**Exercise details:** Only the lines that include "Occurrence" should be copied from the data below.
BEGIN Data to process
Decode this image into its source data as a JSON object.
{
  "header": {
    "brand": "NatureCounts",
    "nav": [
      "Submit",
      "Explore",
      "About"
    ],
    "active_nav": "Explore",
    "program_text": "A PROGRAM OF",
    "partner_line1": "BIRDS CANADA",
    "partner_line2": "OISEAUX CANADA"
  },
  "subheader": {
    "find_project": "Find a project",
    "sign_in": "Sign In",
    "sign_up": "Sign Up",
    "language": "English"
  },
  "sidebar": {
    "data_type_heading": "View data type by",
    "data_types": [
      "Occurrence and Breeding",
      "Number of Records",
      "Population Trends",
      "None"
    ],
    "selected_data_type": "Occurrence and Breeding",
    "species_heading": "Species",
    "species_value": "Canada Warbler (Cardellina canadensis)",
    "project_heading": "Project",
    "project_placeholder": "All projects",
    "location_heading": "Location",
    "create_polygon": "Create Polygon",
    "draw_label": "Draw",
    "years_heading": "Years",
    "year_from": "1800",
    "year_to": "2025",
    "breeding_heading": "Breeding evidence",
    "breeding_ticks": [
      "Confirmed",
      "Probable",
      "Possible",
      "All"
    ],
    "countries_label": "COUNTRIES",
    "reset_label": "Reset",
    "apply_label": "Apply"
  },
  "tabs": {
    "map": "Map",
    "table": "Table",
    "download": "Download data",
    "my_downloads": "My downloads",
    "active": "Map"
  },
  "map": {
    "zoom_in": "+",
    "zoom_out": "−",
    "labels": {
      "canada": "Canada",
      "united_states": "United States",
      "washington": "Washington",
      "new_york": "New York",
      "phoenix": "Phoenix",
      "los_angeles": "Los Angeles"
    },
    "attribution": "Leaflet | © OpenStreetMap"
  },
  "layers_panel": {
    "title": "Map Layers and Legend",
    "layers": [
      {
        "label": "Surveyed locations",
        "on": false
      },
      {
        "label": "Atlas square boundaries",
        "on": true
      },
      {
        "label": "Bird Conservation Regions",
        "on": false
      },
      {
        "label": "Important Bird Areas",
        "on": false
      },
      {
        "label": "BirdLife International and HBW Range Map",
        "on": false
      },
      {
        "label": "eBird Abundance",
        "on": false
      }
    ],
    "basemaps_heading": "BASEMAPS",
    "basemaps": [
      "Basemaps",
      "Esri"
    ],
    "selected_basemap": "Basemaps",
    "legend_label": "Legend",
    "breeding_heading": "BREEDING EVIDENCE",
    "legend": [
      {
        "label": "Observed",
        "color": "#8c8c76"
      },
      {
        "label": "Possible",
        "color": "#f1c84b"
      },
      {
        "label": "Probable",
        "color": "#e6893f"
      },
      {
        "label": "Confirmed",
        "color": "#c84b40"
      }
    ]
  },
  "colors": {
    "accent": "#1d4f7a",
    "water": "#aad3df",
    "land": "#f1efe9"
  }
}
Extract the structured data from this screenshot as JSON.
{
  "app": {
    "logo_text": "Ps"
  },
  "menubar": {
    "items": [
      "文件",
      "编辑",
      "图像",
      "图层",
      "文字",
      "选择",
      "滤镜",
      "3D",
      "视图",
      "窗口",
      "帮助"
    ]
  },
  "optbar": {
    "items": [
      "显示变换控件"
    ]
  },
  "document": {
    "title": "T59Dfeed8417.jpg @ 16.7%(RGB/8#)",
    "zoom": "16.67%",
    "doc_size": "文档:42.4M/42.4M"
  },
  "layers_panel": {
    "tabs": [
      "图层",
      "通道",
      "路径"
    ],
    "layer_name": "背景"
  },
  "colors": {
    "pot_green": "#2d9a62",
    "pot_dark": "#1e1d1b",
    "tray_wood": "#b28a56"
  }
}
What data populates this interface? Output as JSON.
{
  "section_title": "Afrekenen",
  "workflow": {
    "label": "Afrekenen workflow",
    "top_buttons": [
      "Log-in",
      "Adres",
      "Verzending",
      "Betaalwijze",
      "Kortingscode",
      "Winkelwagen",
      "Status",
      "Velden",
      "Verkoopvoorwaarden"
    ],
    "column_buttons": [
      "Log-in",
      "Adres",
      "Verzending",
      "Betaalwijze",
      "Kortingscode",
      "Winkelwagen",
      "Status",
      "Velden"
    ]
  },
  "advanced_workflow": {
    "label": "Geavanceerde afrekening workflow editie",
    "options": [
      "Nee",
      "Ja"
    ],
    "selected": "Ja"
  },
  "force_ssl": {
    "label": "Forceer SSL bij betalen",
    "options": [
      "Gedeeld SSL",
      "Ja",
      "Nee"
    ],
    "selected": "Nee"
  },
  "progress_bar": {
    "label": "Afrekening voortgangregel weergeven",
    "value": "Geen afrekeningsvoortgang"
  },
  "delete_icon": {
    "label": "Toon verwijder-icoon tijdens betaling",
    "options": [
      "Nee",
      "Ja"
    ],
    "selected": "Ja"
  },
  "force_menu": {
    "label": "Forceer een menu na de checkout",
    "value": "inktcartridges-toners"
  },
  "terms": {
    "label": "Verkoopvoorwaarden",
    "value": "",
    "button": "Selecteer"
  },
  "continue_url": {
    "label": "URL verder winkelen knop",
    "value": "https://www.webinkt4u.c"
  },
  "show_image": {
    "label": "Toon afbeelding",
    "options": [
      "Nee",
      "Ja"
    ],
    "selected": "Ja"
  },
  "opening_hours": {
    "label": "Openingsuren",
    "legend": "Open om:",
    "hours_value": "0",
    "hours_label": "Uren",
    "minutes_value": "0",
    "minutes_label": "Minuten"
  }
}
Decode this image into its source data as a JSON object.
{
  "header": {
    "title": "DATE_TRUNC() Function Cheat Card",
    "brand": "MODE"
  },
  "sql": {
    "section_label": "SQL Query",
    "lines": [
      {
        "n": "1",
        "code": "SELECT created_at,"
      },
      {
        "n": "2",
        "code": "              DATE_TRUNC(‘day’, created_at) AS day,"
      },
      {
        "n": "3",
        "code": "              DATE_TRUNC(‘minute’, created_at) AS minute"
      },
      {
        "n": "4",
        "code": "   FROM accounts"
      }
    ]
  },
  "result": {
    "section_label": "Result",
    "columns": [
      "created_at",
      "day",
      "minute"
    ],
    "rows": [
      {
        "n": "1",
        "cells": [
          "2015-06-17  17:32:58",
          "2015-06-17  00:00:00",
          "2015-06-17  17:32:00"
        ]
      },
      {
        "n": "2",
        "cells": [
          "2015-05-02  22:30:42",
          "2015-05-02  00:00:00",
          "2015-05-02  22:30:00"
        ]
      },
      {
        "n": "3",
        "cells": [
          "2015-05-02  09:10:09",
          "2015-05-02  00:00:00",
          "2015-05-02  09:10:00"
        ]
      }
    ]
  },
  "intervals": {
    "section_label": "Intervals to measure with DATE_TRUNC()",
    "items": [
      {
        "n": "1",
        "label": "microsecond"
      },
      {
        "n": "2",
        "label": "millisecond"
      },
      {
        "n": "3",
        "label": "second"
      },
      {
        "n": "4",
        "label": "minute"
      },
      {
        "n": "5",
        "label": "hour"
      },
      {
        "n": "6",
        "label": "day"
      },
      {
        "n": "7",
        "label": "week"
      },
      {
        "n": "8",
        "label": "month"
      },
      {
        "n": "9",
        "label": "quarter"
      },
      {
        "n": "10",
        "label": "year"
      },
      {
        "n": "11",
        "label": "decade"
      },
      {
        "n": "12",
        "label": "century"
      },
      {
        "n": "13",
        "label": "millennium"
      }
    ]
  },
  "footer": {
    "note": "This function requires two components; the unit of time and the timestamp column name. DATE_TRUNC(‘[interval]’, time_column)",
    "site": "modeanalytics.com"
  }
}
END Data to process
**Reply:**
      "Occurrence and Breeding",
    "selected_data_type": "Occurrence and Breeding",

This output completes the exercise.